Identical twins may not in fact be genetically identical at birth, according to a new study by researchers in Iceland.
Researchers found that twin-specific genetic mutations could occur while embryos were still developing inside the womb. The team were also able to pinpoint at which stage in development the mutations occurred, by searching for them in relatives of the twins. The study provides new insights into how monozygotic or 'identical' twins form from a single egg cell.
'These are exciting times that allow us to use mutations to shed light on the development of humans at these first stages,' said Dr Kári Stefánsson, joint senior author and CEO of deCODE Genetics in Reykjavik, Iceland, where the research was carried out.
The study, published in Nature Genetics, analysed DNA sequences from the germline genomes of 381 pairs of monozygotic twins. The team found that on average, twins differed by 5.2 early-development mutations, with 15 percent of twins having a significant number of genetic changes from each other.

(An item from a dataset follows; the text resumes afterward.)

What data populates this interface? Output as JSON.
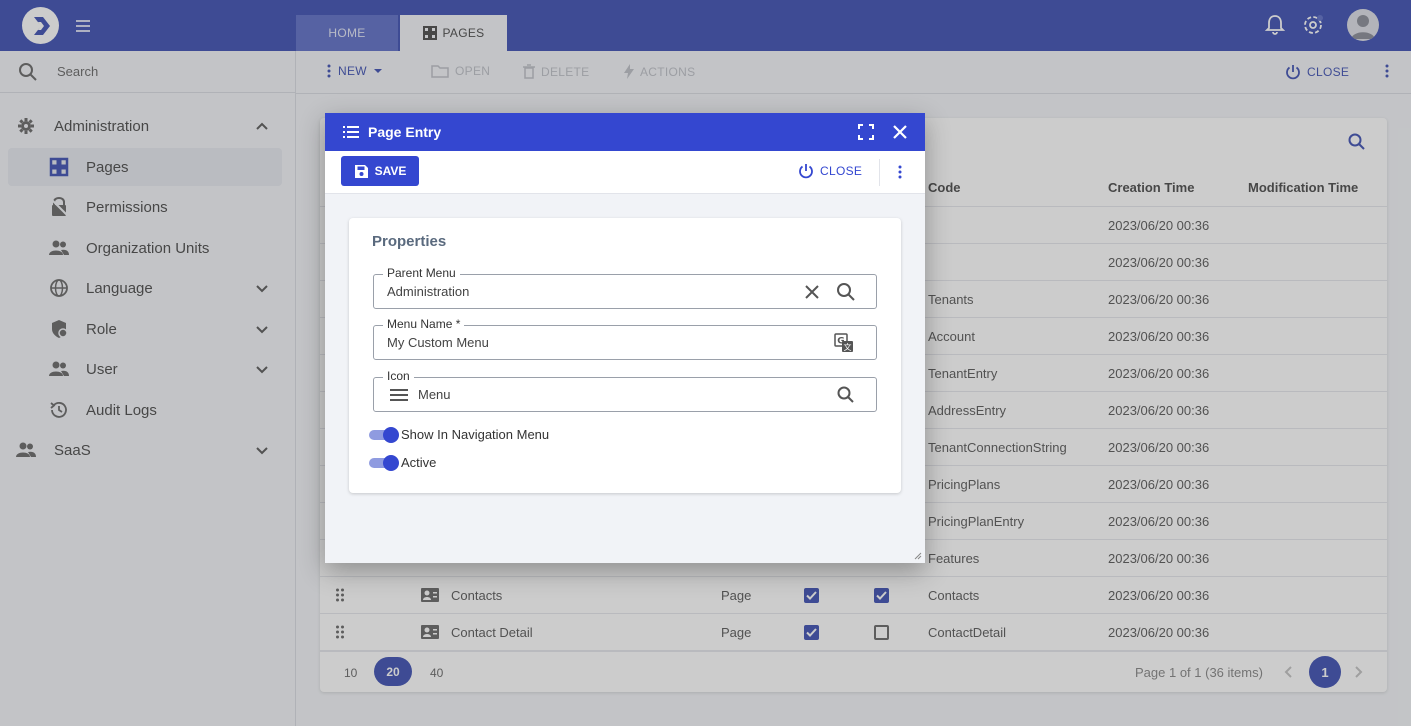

Although 38 twin pairs were genetic duplicates, in 39 pairs more than 100 genetic differences were found between twins.
In addition, DNA from parents, spouses, and children of the twins was sequenced, which helped determine when in development the mutation occurred. For instance, if a mutation also appeared in a twin's child, that meant it was present in the twin's germ cell, which forms very early in embryo development.
In one twin pair, the cells of one individual all contained a mutation that was only found in 20 percent of their siblings' cells. This demonstrated that while one twin descended from a single cell during early development, the other was formed from a mixture of different cell lineages. Dr Stefánsson concluded that these results could allow researchers 'to begin to explore the way in which twinning happens.'
He added that 'it looks like coincidence is an extraordinarily important factor in which cells in the inner cell mass go into making a person', suggesting zygotes may not split into twins in a symmetrical way.
Although not all genetic mutations impact phenotype, the findings challenge the theory that twin-specific differences such as disease occurrence are solely down to environmental factors. Speaking to the Guardian, geneticist Professor Jan Dumanski at Uppsala University in Sweden, who was not involved in the study, called it 'a clear and important contribution' to medical research. Psychologist Professor Nancy Segal at California State University, Fullerton, also not involved in the research, said the findings will further understanding of the influences of nature versus nurture.
'This will force scientists to refine our thinking about the influences of genetics and environment,' she said. 'Twins are very alike but it is not a perfect similarity.'